For the rock garden there are two main species; T. acaulis and T. pumilus, both Himalayan species. The two are quite similar but T. pumilus has 2-3.5 cm flowers and basal leaves while T. acaulis (shown right) has 3.5-5 cm flowers without basal leaves. Both have single, 5-sepalled yellow flowers on plants 15-25 cm tall. They are rated for zone 5, but can survive zone 4 if there is reliable snow cover.

There are only 10 specieImages of marsh marigold (Caltha) and really, only one is a popular garden plant; the common marsh marigold, C. palustris. Marsh marigolds generally have shiny, rounded, somewhat fleshy leaves and single ‘buttercup-like' flowers with 5-9 sepals that are either white or yellow. Contrary to popular belief, marsh marigolds do not have to be grown as a shallow aquatic plant. I have grown them for years in my regular perennial border. HoweImagever, they do require a reasonably moist soil, so I do water them regularly. Certainly, the ‘wild' species is more difficult in a regular garden setting than its varieties. The straight species is variable in size from 45-80 cm. The most important ornamental variety is ‘Flore-pleno' or ‘Multiplex' (shown right) which has fully double, pom-pom like flowers on a more compact plant. The cultivar ‘Alba' has deeper green leaves and bright white flowers with contrasting yellow stamens. These two are more adaptable to garden cultivation. For moist spots in a rock garden, you can grow the Rocky Mountain species C. leptosepala (aka C. biflora or C. howellii) which grows 20-30 cm with white blooms. The above Caltha species are rated to zone 3.

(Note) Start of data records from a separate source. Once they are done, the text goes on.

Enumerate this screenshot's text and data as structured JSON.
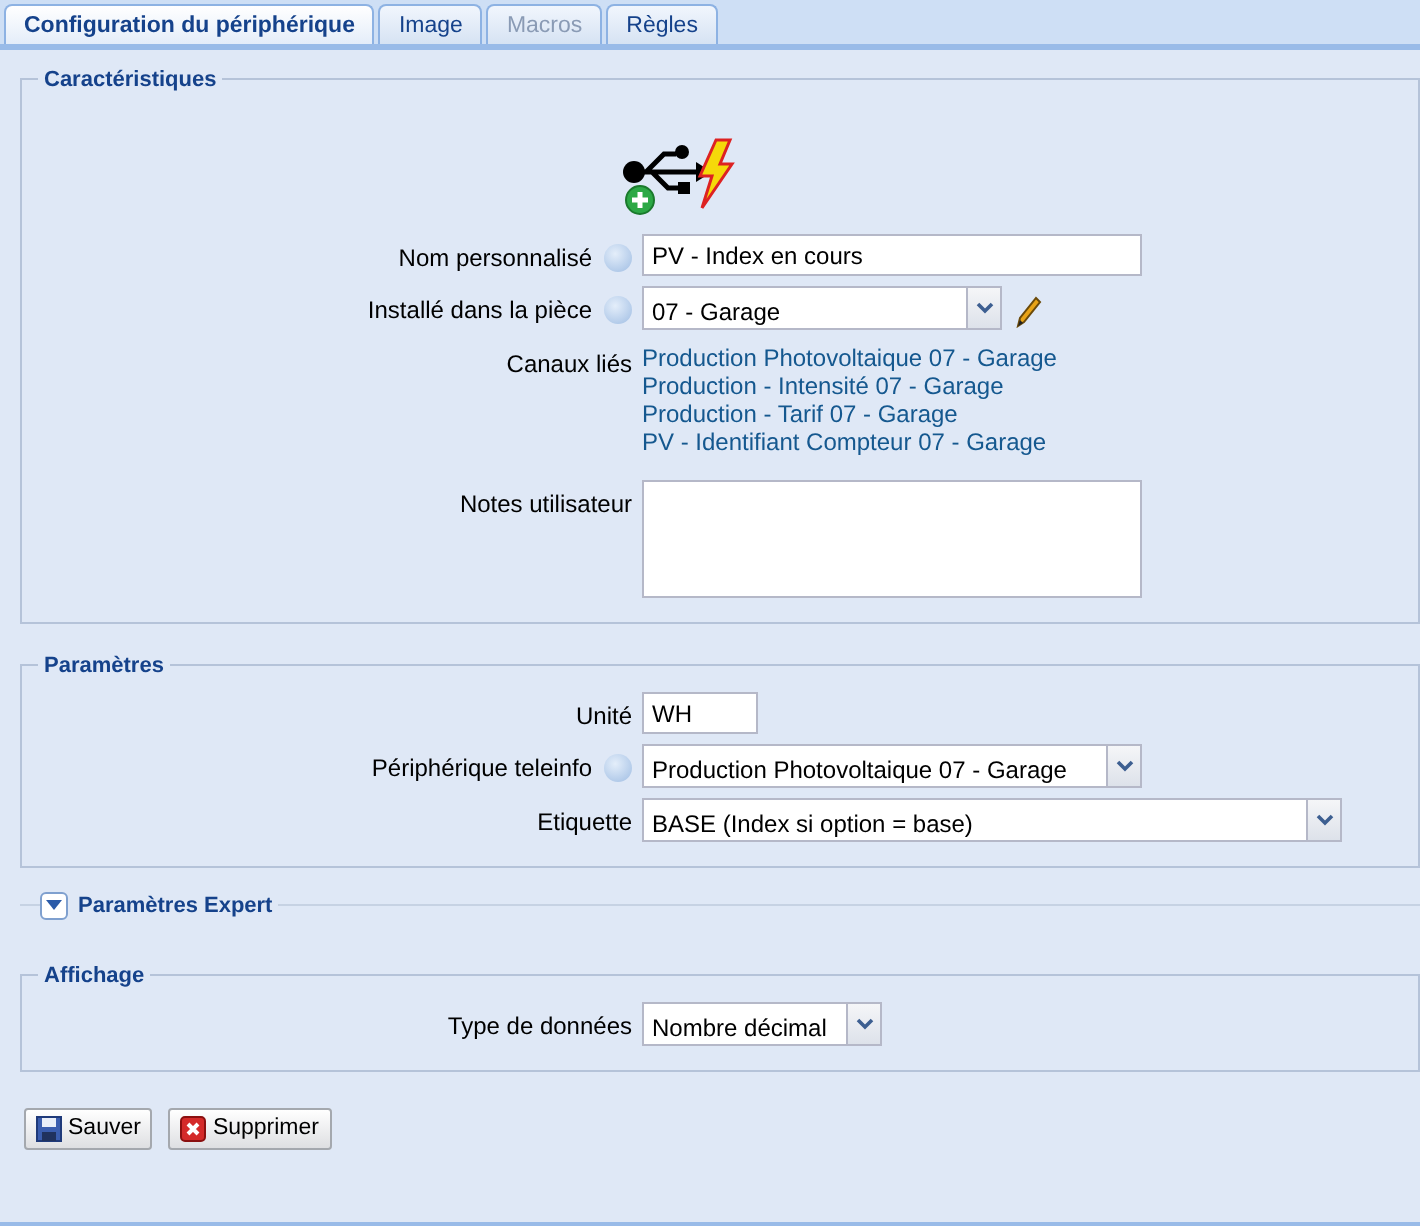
{
  "tabs": [
    {
      "label": "Configuration du périphérique",
      "selected": true,
      "disabled": false
    },
    {
      "label": "Image",
      "selected": false,
      "disabled": false
    },
    {
      "label": "Macros",
      "selected": false,
      "disabled": true
    },
    {
      "label": "Règles",
      "selected": false,
      "disabled": false
    }
  ],
  "sections": [
    {
      "kind": "fieldset",
      "title": "Caractéristiques",
      "device_icon": true,
      "fields": [
        {
          "kind": "text",
          "label": "Nom personnalisé",
          "help": true,
          "value": "PV - Index en cours"
        },
        {
          "kind": "select",
          "label": "Installé dans la pièce",
          "help": true,
          "value": "07 - Garage",
          "editable": true
        },
        {
          "kind": "links",
          "label": "Canaux liés",
          "links": [
            "Production Photovoltaique 07 - Garage",
            "Production - Intensité 07 - Garage",
            "Production - Tarif 07 - Garage",
            "PV - Identifiant Compteur 07 - Garage"
          ]
        },
        {
          "kind": "textarea",
          "label": "Notes utilisateur"
        }
      ]
    },
    {
      "kind": "fieldset",
      "title": "Paramètres",
      "fields": [
        {
          "kind": "text",
          "label": "Unité",
          "value": "WH"
        },
        {
          "kind": "select",
          "label": "Périphérique teleinfo",
          "help": true,
          "value": "Production Photovoltaique 07 - Garage"
        },
        {
          "kind": "select",
          "label": "Etiquette",
          "value": "BASE (Index si option = base)"
        }
      ]
    },
    {
      "kind": "collapsible",
      "title": "Paramètres Expert",
      "expanded": false
    },
    {
      "kind": "fieldset",
      "title": "Affichage",
      "fields": [
        {
          "kind": "select",
          "label": "Type de données",
          "value": "Nombre décimal"
        }
      ]
    }
  ],
  "buttons": [
    {
      "kind": "save",
      "label": "Sauver"
    },
    {
      "kind": "delete",
      "label": "Supprimer"
    }
  ]
}
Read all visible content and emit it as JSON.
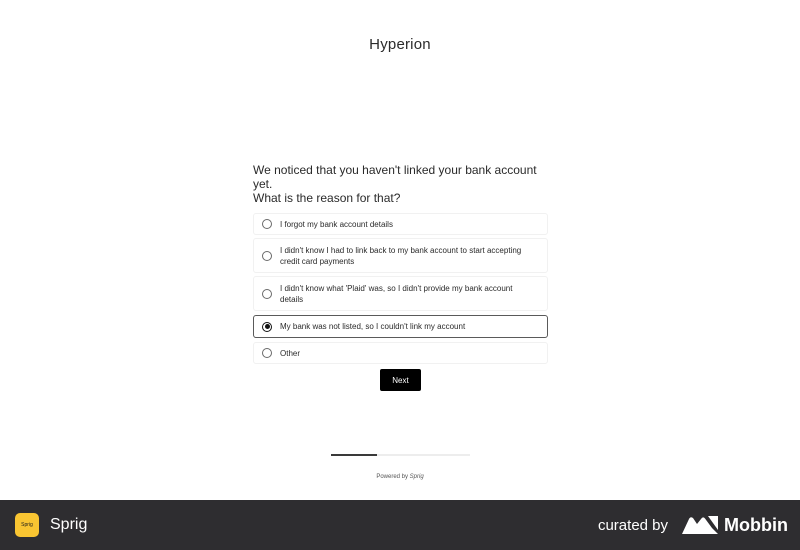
{
  "app": {
    "title": "Hyperion"
  },
  "survey": {
    "question_line1": "We noticed that you haven't linked your bank account yet.",
    "question_line2": "What is the reason for that?",
    "options": [
      {
        "label": "I forgot my bank account details",
        "selected": false
      },
      {
        "label": "I didn't know I had to link back to my bank account to start accepting credit card payments",
        "selected": false
      },
      {
        "label": "I didn't know what 'Plaid' was, so I didn't provide my bank account details",
        "selected": false
      },
      {
        "label": "My bank was not listed, so I couldn't link my account",
        "selected": true
      },
      {
        "label": "Other",
        "selected": false
      }
    ],
    "next_label": "Next"
  },
  "progress": {
    "fraction": 0.33
  },
  "powered_by": {
    "prefix": "Powered by",
    "brand": "Sprig"
  },
  "footer": {
    "logo_text": "Sprig",
    "brand_name": "Sprig",
    "curated_text": "curated by",
    "curator_name": "Mobbin",
    "colors": {
      "bar": "#2e2d30",
      "sprig_yellow": "#f9c532"
    }
  }
}
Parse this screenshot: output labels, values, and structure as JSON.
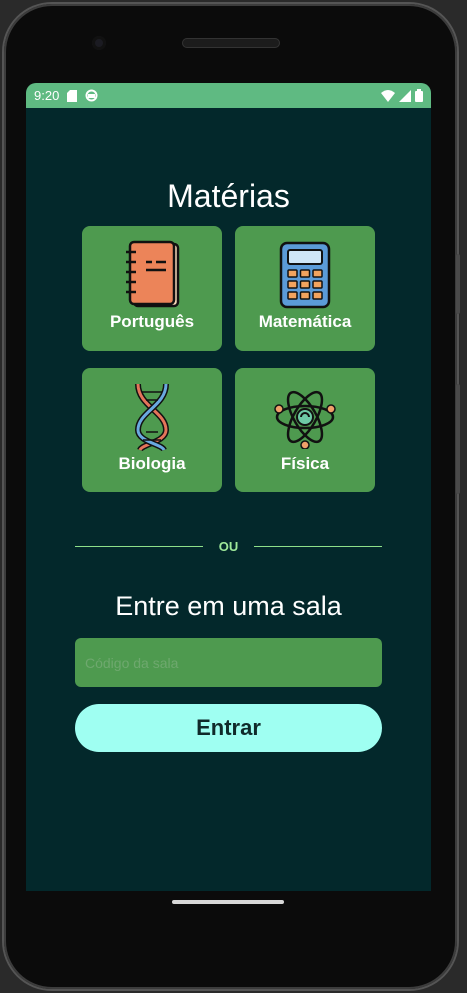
{
  "status_bar": {
    "time": "9:20",
    "icons": [
      "sd-card-icon",
      "sync-icon",
      "wifi-icon",
      "signal-icon",
      "battery-icon"
    ]
  },
  "main": {
    "title": "Matérias",
    "subjects": [
      {
        "label": "Português",
        "icon": "notebook-icon"
      },
      {
        "label": "Matemática",
        "icon": "calculator-icon"
      },
      {
        "label": "Biologia",
        "icon": "dna-icon"
      },
      {
        "label": "Física",
        "icon": "atom-icon"
      }
    ],
    "divider_text": "OU",
    "room_title": "Entre em uma sala",
    "code_placeholder": "Código da sala",
    "enter_label": "Entrar"
  },
  "colors": {
    "background": "#03282b",
    "status_bar": "#5fba82",
    "card": "#4e9a4f",
    "button": "#9ffff2"
  }
}
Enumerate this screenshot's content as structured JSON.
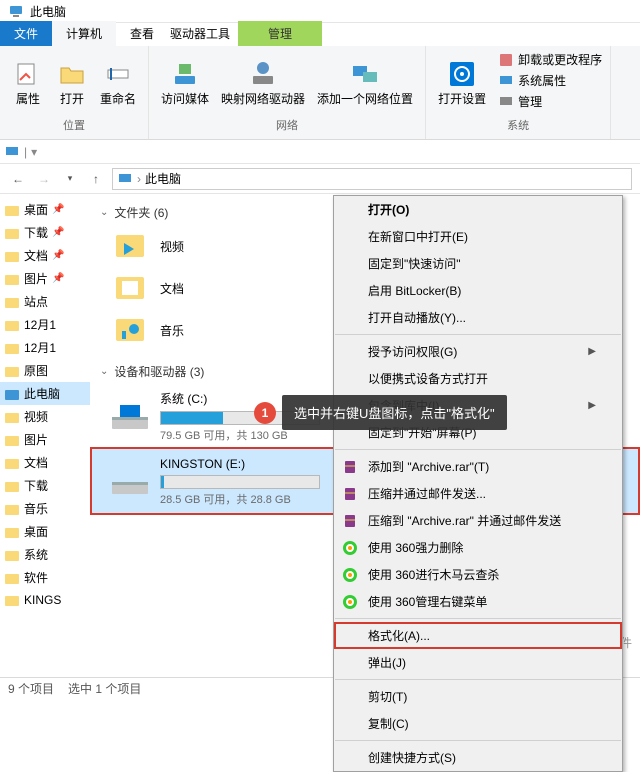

Above are pictures of Caltha palustris 'Alba' and C. leptosepala

Globeflowers and in particular, marsh marigold, do have one main drawback in the garden. If the weather becomes too hot or the ground too dry, they will go summer-dormant which means you may have a gap in the border for several months, so plan accordingly. I plan ahead by planting some annuals near them to help hide the late summer gap.